Kehinde Wiley Exhibit Inspires Thought and Feelings of Belonging
The Community Idea Stations hosts seasonal interns to assist with the organization's digital initiatives. The internship provides students an opportunity to learn about the public broadcasting world, while helping to further our nonprofit mission to educate, entertain and inspire. The following post is a reflection from our high school intern KeAnna Anglin on the VMFA’s Kehinde Wiley exhibit A New Republic.
If you, or someone you know is interested in a seasonal internship at the Community Idea Stations, please visit our employment page to learn more.
I am KeAnna Anglin, a rising senior in the Center for Leadership, Government, and Global Economics at Douglas Freeman High School, and the Community Idea Stations newest digital intern. I am excited to join the public broadcasting family and use what I learn to pursue my interests in journalism and communications in college.
On my second day interning at the station, I walked into my mentor's office and saw her chatting excitedly with another intern about the latest exhibit at the VMFA featuring artist Kehinde Wiley. As I sat down, I was told that I would be visiting the exhibit and writing a blog post in response. Now, as a person who isn’t well-versed in the arts, I admit to having a mini mental freakout. At this point, I knew two things. One, I had a lot of research to do. Two, I had to figure out how I felt about his artwork and why it was important to me. These two tasks would be my focus over the course of the next three days.
When I first set foot into the exhibit I was overwhelmed, but in the best way. The first room consists of huge (almost wall to wall) paintings from his ongoing World Stage series. These works take on a global perspective, highlighting men from the United States, Africa, Israel, India, and numerous other locations. For those unfamiliar with Wiley’s style, he depicts contemporary African-American men using traditional European portraiture. I learned from the PBS documentary Kehinde Wiley: An Economy of Grace that he casts his models by walking the streets and approaching men he feels possess an interesting quality. Wiley then paints the men in their streetwear.
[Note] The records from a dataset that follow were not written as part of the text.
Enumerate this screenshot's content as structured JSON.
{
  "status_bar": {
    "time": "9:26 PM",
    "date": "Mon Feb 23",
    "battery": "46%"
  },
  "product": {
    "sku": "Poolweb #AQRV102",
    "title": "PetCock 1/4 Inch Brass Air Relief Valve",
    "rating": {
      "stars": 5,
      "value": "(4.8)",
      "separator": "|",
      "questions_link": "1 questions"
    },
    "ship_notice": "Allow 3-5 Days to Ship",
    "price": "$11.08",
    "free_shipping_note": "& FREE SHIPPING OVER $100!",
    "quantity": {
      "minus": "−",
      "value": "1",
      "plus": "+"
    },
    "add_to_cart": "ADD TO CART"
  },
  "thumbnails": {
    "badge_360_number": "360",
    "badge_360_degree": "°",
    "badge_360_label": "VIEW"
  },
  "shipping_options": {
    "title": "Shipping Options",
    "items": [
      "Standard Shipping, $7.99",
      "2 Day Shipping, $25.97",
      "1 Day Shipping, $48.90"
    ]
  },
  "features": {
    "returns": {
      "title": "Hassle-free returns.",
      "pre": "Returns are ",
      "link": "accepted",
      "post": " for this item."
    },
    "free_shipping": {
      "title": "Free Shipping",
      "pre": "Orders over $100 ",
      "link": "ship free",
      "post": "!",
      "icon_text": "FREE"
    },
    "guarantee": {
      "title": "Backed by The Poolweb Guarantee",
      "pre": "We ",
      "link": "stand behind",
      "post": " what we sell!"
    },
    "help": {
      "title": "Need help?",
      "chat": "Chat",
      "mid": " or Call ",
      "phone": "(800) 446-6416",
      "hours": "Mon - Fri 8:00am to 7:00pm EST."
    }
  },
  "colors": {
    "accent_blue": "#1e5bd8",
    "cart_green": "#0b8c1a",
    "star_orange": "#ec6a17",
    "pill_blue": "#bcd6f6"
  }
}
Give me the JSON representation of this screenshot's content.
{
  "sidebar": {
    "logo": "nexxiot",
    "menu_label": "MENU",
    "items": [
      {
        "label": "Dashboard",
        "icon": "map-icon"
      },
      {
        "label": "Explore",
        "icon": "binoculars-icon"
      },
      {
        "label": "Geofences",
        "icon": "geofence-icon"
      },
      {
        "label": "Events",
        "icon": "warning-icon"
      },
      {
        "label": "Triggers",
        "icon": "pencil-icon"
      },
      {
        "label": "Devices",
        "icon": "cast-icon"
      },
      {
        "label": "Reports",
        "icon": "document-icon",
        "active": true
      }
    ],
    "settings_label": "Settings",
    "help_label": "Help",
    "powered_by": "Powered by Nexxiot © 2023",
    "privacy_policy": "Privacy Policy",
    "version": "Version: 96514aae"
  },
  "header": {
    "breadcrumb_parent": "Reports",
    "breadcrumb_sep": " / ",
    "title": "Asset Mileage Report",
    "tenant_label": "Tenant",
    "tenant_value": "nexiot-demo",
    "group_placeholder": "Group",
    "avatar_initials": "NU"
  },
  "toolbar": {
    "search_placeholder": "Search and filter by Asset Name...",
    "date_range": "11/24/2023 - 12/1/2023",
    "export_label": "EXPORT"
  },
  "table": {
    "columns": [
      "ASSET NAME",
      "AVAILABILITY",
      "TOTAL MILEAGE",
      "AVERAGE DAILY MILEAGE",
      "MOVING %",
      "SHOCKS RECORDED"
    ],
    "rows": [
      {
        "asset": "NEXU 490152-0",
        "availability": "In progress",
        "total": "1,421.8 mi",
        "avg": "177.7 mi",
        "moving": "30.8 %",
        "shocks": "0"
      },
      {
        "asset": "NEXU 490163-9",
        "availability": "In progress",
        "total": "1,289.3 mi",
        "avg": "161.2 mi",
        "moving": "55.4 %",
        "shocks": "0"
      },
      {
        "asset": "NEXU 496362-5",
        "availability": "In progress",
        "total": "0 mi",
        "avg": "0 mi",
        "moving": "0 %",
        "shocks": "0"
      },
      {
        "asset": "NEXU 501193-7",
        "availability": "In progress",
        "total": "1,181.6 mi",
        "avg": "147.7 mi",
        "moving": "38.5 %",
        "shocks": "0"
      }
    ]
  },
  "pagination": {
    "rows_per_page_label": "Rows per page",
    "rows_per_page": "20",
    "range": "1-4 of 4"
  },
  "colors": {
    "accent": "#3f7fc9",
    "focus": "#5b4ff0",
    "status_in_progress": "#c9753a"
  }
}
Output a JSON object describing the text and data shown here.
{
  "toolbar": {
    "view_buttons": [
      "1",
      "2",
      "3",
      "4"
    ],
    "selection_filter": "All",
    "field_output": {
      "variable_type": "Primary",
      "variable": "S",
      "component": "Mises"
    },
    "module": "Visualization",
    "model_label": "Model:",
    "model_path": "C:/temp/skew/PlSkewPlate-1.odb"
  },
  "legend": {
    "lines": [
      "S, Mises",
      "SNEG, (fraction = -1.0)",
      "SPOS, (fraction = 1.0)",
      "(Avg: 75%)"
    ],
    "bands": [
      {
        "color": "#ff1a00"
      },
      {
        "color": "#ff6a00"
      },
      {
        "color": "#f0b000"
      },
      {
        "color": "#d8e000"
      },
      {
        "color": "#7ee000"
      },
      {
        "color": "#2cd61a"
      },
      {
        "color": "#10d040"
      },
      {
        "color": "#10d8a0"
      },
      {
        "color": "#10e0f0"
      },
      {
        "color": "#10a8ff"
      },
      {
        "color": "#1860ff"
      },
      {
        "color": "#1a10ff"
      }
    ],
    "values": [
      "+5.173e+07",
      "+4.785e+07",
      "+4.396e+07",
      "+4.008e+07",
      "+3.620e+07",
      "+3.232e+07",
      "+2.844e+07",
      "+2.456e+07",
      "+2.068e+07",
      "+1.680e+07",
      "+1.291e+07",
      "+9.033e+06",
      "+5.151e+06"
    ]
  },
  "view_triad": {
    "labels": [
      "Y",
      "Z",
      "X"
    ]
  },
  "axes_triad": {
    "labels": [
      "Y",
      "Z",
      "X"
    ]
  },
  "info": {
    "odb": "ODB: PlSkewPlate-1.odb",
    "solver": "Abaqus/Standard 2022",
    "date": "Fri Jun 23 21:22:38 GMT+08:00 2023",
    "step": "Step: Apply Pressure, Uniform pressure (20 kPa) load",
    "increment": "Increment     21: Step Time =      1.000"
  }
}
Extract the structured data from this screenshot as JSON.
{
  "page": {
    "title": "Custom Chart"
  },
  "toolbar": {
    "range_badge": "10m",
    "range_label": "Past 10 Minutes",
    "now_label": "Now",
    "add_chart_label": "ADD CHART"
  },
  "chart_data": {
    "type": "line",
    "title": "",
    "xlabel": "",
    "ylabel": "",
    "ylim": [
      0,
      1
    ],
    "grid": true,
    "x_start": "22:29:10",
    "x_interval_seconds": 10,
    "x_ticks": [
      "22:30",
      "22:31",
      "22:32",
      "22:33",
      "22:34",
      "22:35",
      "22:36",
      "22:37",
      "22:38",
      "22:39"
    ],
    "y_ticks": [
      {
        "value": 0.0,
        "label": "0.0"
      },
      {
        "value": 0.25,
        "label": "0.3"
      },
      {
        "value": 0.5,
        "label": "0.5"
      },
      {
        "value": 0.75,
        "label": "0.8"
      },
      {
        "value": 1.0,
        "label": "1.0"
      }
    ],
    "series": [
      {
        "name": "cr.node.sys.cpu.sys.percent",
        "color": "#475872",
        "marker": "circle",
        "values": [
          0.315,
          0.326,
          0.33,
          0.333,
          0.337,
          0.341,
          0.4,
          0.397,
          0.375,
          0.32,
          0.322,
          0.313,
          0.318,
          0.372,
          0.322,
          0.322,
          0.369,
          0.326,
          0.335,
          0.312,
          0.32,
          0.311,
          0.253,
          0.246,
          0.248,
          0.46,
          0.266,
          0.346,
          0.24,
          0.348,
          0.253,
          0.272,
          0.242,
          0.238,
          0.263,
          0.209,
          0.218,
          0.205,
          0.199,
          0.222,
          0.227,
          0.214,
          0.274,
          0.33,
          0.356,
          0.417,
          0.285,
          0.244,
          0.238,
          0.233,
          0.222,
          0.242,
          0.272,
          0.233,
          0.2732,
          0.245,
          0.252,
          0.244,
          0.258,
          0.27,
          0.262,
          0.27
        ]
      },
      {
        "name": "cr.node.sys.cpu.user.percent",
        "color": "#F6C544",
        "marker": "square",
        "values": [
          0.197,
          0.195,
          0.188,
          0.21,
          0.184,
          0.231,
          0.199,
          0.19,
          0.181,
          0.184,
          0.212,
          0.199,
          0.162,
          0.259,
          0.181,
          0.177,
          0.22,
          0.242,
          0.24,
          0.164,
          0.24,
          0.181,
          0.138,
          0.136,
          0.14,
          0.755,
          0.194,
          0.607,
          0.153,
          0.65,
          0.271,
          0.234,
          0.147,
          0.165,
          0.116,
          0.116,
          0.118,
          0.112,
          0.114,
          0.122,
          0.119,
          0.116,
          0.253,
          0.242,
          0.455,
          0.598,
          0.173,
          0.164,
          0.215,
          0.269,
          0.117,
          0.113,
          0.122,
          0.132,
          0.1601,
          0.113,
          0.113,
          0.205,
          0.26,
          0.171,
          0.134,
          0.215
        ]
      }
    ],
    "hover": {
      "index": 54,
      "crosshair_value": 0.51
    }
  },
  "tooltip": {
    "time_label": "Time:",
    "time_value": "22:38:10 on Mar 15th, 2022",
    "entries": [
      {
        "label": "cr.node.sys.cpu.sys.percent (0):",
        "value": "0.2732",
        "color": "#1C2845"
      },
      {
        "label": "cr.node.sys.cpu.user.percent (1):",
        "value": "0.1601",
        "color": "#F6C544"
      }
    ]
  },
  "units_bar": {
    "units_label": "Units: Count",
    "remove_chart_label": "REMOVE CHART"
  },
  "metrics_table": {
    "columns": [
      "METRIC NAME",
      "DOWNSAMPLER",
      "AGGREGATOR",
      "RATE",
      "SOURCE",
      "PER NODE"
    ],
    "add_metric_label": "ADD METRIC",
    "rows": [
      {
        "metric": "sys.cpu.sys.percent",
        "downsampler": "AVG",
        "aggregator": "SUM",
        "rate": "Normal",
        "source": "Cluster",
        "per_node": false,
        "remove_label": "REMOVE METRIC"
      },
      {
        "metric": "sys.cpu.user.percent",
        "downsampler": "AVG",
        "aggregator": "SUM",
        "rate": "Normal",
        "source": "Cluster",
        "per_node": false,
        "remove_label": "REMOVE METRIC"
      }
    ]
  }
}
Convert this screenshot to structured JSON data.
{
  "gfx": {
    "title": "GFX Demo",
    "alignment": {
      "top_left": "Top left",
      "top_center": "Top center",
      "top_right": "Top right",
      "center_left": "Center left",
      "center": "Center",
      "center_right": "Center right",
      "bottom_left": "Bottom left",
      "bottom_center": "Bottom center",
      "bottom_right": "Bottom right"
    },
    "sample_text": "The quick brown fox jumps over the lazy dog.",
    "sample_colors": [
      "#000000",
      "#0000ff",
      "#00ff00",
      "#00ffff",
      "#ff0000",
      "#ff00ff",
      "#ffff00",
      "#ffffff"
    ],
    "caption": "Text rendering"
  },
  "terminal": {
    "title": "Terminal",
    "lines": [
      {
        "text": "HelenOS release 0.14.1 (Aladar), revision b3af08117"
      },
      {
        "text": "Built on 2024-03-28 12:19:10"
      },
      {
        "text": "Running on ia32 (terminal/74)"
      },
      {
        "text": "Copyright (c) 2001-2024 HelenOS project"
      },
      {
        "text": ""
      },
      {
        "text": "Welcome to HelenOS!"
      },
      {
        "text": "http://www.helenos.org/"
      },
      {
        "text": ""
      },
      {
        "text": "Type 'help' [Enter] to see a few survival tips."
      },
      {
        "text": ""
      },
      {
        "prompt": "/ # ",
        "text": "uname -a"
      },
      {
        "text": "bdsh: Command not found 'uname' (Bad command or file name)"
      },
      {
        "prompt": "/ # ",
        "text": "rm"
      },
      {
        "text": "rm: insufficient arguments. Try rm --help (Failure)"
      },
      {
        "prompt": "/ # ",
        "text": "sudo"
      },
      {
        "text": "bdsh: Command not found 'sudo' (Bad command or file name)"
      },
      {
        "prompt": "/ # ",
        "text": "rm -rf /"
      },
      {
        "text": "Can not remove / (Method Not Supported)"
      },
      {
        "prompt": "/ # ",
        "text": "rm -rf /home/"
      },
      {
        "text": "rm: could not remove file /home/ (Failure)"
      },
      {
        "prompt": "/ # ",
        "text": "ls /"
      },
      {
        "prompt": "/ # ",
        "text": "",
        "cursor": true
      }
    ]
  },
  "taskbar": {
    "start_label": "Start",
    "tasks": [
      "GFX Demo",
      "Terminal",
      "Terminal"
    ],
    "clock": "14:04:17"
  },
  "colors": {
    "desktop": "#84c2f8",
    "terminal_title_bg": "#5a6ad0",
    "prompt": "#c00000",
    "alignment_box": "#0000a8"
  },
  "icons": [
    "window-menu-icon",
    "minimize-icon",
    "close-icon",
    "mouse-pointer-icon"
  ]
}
This adds a unique element to his artwork, considering that his inspiration - European portraiture - traditionally features aristocratic men and women in formal, custom-made clothing.
As I studied Wiley’s paintings more intently, I began to notice the way he keeps the elements within each portrait unique to the individual. Rather than replacing the model’s urban streetwear with leather tunics or silk cloaks, he glorifies the clothing with its organicness. The juxtaposition of black men posing in a traditional European fashion against an ornate background, speaks to the notion that beauty can be found anywhere and in anyone. Art is a verb, a form of expression, and when I look at Wiley’s paintings, I see expression and I feel emotion.
I believe the popularity of his artwork and the strength in his techniques stem from a vision of taking everyday African-American men and women and glorifying the dress and attitudes that are true to these individuals. These paintings are him recognizing the negative and/or lack of portrayal of African-Americans within the artistic community and in the media in general. As I previously mentioned, there is not much I know about art, but with his paintings, it didn’t matter. I could look at the artwork and imagine the story behind the person in the painting.
As a young adult, I am constantly encountering different people, ideas, and walks of life on a daily basis. Each moment and interaction is a learning opportunity and a time for critical thinking, and Wiley’s work does exactly that. It inspires you to question your perception of people and definition of beauty. It challenges you to pay closer attention to the people you pass everyday. It demands you to recognize the fact that everyone has a story. Throughout the exhibit, you are guaranteed to experience the diversity of cultures, the onset of emotion, and the evocation of deep-thought and questioning. These are experiences I believe many Richmonders value, and the Kehinde Wiley exhibit A New Republic provides.
Kehinde Wiley: A New Republic is open at the VMFA through September 5, 2016.